I’m late again. I was hoping to post a piece on July 4th, but I was out celebrating my favorite national holiday … July 4th, Independence Day. To me, every Fourth of July is special, but this one is the 150th anniversary of the Battle of Gettysburg.
The Battle of Gettysburg lasted three days, beginning on July 1, 1863. The climax of this battle was Confederate General Pickett’s charge on the Union forces entrenched on Cemetery Ridge, which ultimately turned the tide of the war in the Union’s favor. Over 50,000 casualties on both sides were inflicted during the three-day battle.
What I find most compelling about this image and this particular area of the Battle of Gettysburg, is the contrasting themes of the canon and the graves; i.e. the cause-and-effect of those two elements. Both sides, the Union and Confederate soldiers, were Americans fighting and willing to die for what they believed in. This commitment and spirit is what I remember on the Fourth of July.
Thought for the Day: The brave men, living and dead, who struggled here, have consecrated it, far above our poor powers to add or detract.
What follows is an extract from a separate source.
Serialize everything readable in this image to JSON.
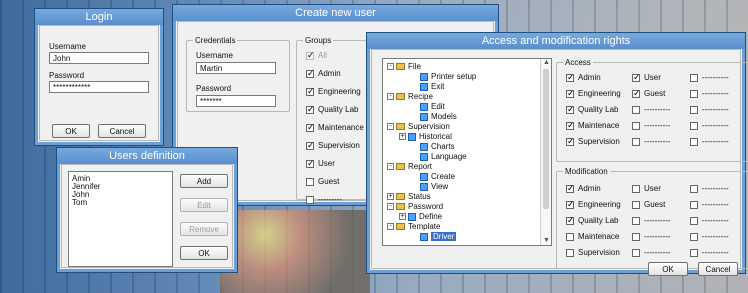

The world will little note, nor long remember what we say here, but it can never forget what they did here. Abraham Lincoln, Gettsyburg Address